This is not my favorite option and not the one I recommend to people new or relatively new to this process. Trying to determine how much time each step should take and how much time you should leave for yourself is difficult. And many of our goals won't take five years or even one. Plus, humans aren't great at planning too far into the future.
Future planning is still important, and all of that should be taken into consideration. But if you're just starting or are relatively new to the process, the thought of planning something five years in the future can be overwhelming or just really difficult.
2. Task-Based Option
Action Plans born of the Time-Based and Task-Based options are very similar, but the focus during creation is different. Here we break each goal into smaller milestones. If you're stuck, think backwards from the end result or do some research. Start with larger steps ("Landings") and then take those and break them down further into bite-sized, meaningful steps.
For example, if your goal was to be a self-published book author by the end of 2020, you may break your goal into Landings such as Make an Outline, Write Book, Have Book Edited, Get Cover Art, and Upload to Self-Publishing Site. Then you'll break each landing into Steps. Your Landing "Get Cover Art" may be broken down further into (1) brainstorm cover ideas, (2) research designers, and (3) finalize design. As you work though the steps you may find you need to alter the steps, or add and delete steps. It's not vital that you have the entire process mapped out perfectly before beginning. You can work on a lower Landing and flesh out higher Landings as you learn and grow. The more you know beforehand, the fewer surprises along the way.
The more you know beforehand, the fewer surprises along the way.

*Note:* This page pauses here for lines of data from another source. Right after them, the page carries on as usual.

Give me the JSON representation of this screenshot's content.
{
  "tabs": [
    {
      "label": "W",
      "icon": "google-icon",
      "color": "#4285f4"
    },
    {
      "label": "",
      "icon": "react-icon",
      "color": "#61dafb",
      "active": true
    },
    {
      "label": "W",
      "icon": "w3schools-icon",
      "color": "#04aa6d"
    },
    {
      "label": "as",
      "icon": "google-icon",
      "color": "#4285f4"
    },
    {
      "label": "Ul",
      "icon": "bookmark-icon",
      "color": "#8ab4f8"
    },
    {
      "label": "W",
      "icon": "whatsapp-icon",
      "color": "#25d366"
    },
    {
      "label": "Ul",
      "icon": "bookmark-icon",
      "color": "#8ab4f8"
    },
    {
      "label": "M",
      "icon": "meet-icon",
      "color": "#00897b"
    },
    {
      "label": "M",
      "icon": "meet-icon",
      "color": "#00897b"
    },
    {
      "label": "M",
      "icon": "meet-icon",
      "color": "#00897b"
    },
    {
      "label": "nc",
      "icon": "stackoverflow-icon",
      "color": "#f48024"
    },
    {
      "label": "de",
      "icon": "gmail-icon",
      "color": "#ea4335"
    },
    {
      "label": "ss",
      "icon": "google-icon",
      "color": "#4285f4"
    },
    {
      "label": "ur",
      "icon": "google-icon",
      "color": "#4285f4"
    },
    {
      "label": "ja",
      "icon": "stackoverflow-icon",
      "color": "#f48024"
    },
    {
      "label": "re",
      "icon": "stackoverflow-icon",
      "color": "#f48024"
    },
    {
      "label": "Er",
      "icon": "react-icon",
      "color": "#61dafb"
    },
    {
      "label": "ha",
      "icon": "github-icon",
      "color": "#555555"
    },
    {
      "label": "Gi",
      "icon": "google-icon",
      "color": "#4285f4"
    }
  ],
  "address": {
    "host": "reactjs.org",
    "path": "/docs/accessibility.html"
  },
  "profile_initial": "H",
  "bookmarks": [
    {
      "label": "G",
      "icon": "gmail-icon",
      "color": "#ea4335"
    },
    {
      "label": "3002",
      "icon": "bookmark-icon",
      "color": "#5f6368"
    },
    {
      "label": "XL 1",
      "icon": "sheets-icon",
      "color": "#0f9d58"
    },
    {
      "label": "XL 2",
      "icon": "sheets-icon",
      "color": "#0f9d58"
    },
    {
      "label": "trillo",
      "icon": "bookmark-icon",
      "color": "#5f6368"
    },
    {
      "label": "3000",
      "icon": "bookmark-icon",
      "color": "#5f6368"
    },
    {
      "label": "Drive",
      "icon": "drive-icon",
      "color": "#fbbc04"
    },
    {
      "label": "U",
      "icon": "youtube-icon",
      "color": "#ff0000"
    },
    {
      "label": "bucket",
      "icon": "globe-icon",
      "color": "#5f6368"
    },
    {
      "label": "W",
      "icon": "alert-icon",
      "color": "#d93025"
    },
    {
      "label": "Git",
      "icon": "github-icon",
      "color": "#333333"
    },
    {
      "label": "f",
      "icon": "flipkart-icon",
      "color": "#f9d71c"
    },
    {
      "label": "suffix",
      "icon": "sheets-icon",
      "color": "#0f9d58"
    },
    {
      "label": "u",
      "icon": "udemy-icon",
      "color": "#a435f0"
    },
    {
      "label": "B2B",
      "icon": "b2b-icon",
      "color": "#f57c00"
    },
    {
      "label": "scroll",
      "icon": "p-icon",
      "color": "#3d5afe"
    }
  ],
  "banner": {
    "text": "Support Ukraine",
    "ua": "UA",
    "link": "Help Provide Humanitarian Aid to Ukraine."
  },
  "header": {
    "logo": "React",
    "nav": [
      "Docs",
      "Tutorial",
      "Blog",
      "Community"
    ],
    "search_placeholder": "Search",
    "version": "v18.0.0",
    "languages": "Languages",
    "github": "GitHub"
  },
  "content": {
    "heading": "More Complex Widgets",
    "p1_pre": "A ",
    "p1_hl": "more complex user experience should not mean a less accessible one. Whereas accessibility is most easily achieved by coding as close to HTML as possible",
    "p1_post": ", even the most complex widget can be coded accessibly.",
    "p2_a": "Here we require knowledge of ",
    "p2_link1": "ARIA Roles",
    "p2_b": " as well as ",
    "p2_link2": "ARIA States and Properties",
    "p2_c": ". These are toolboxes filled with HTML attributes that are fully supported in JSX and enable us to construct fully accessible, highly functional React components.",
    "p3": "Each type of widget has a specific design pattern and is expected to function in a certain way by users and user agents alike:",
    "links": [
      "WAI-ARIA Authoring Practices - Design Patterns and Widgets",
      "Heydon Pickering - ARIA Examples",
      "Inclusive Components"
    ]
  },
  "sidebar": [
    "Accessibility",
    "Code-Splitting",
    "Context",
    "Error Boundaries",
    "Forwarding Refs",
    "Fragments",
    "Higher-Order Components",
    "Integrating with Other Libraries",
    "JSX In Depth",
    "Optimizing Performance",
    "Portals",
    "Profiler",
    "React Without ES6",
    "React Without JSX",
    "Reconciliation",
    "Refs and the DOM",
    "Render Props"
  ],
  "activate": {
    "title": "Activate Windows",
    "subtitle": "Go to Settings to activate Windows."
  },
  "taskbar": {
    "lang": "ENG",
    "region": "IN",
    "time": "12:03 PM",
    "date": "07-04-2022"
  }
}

You are creating goals and achieving them. This is amazing and, as you read above, more uncommon than you'd think. That's reason to celebrate. For every big Landing and definitely for every successful completion, plan what you'll do to reward yourself. Bigger Landings and larger goals mean bigger and larger rewards. Make them balanced but still rewards you value. And make sure you ACTUALLY TAKE OR DO the reward! Don't just skip it and move straight on to the next item on the list.
What's a Small-Step Goal, and How Can It Help?
Small-Step Goals are smaller, repeating goals or habits that can bring you closer to a larger goal. If you're wanting to be healthier, a Small-Step Goal may be to eat a salad every day or go to the gym three times a week. These goals can be independent or tied to a larger goal or Landing. If you're writing a book like in the example above, a Small-Step Goal may be to write 1000 words once a day. This is a fun type of goal to track because you can use a streak tracker and record how many days you did the goal without stopping. Make sure to write it down, record your motivations, and pick a reward.
Download our Small Step Goal Sheet to help you outline and track these goals.
So, let us know how it goes! What goals are you working toward?
Would you like to live a more organized life? Contact us today to get started!
I'm Jen, a professional organizer ready to help you take charge of your space, free up your time, and lead a more organized life! (Read more about me here)